Antique, Vintage, Retro – What’s the Difference?

An antique radio, a vintage radio and a retro radio go up for auction. What’s the difference between these three radios and which one is more valuable?

It depends, of course, on many factors, like the condition of each radio, the manufacturer, who the radio belonged to, what the radio is made of, rarity, and other key points. But age is an important factor.

I’m always fascinated with how people perceive the age of items. There are some people who automatically think that just because something is old, it’s not valuable. These folks may accidently throw out something vintage or donate an antique not realizing how valuable it is. On the other hand, there are many people who are convinced that just because their heirloom piece is old, it must be worth a lot of money.

One common question we receive relates to the difference between antique, vintage, and retro. Whether you’re buying or selling, it will help to understand the difference:

Antique: Items that are 100 years old or older are described as antiques. We often auction antique fine art, furniture, clocks, jewelry, pottery, firearms, radios, historical records and photographs, and other antiques. Lately, we’ve seen an increase in demand for European and Asian antiques. No matter what country of origin, it’s important to have an expert examine old relics. Forgers are very skilled at aging items to make them look period specific. In addition, reproductions may still hold value, but usually not as much as originals.

Vintage: Typically, vintage items describe an era, like mid-modern century furniture or vintage toys, such as Barbie Dolls from the 1960s. Items that are vintage are older than 20 years, but less than 100 years old. I’m always surprised at what vintage items people collect. For example, vintage fans are popular with Millennials who are seeking accent pieces with an industrial, chic look. Vintage costume jewelry can command hundreds of dollars. Vintage pieces can do well at auction, depending on market demand.

Retro: Style is the key to this description. Retro items were made within the past 20 years but reference a style of the past. It might be a contemporary reproduction of jewelry reviving the Art Deco style of the 1920s. Or, it might be a new furniture line with a mid-mod century look. Retro pieces can still do well at auction, especially if the manufacturer’s work is in demand.

Age truly does affect value. Even the age of bidders makes a difference. Middle-aged bidders feeling nostalgic may be attracted to collectibles from their youth. Millennials and Generation Z bidders don’t care about Grandma’s Hummel collection or fine dining china. Generational interests change, and unfortunately, many people hold on to their collections too long.
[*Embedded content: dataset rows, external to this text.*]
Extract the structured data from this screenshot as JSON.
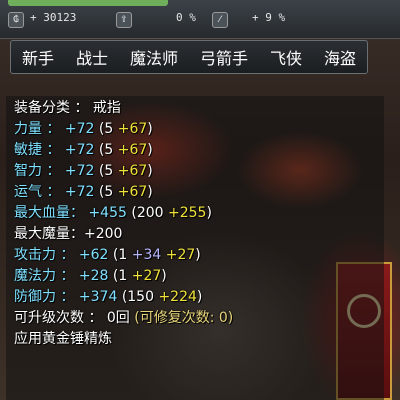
{
  "top_bar": {
    "currency_value": "+ 30123",
    "percent_1": "0 %",
    "percent_2": "+ 9 %",
    "icons": [
      "money-bag-icon",
      "upload-arrow-icon",
      "slash-box-icon"
    ]
  },
  "jobs": [
    "新手",
    "战士",
    "魔法师",
    "弓箭手",
    "飞侠",
    "海盗"
  ],
  "item": {
    "category_label": "装备分类 ：",
    "category_value": "戒指",
    "stats": [
      {
        "label": "力量 ：",
        "total": "+72",
        "open": "(5",
        "bonus": "+67",
        "close": ")"
      },
      {
        "label": "敏捷 ：",
        "total": "+72",
        "open": "(5",
        "bonus": "+67",
        "close": ")"
      },
      {
        "label": "智力 ：",
        "total": "+72",
        "open": "(5",
        "bonus": "+67",
        "close": ")"
      },
      {
        "label": "运气 ：",
        "total": "+72",
        "open": "(5",
        "bonus": "+67",
        "close": ")"
      },
      {
        "label": "最大血量：",
        "total": "+455",
        "open": "(200",
        "bonus": "+255",
        "close": ")"
      }
    ],
    "max_mp": "最大魔量：+200",
    "attack": {
      "label": "攻击力 ：",
      "total": "+62",
      "open": "(1",
      "bonus_a": "+34",
      "bonus_b": "+27",
      "close": ")"
    },
    "magic": {
      "label": "魔法力 ：",
      "total": "+28",
      "open": "(1",
      "bonus": "+27",
      "close": ")"
    },
    "defense": {
      "label": "防御力 ：",
      "total": "+374",
      "open": "(150",
      "bonus": "+224",
      "close": ")"
    },
    "upgrades_label": "可升级次数 ： 0回",
    "repairs_label": "(可修复次数: 0)",
    "hammer_label": "应用黄金锤精炼"
  },
  "colors": {
    "stat_label": "#7fe0ff",
    "bonus": "#f0e23a",
    "extra_bonus": "#b6b6ff",
    "repair_text": "#e7d57a"
  }
}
Remember: Old does not mean worthless. Also, just because an old family heirloom was appraised for a certain amount, doesn’t mean it’s still worth that. When in doubt, ask an expert.

 

Erik Hoyer owns EJ’s Auction & Appraisal in Glendale.

Contact him at erik@ejsauction.com, www.ejsauction.com or 623-878-2003.

Auction
Highlights

The Sopranos Stern Pinball Machine SOLD $6,000

c.1987 Robinson Pro 14 Old School BMX Bicycle SOLD $1,700

Platinum, 1.5ct Brilliant Diamond Pendant Necklace SOLD $5,500

Salvador Dali Signed Limited Edition Lithograph SOLD $1,100

1971 GMC C1500 Pickup Truck SOLD $12,750

1940’S MARICOPA MILK CO. PORCELAIN ADVERTISING SIGN SOLD $1,900

18K Gold Dee Morris Navajo Cuff Bracelet SOLD $5,000

Yamaha Disklavier Baby Grand Player Piano SOLD $5,500

C. 1927 Buddy L #208 Steel Passenger Bus Coach SOLD $3,750

Ardeshir Mohassess (1938-2008) Signed Illustration SOLD $1,300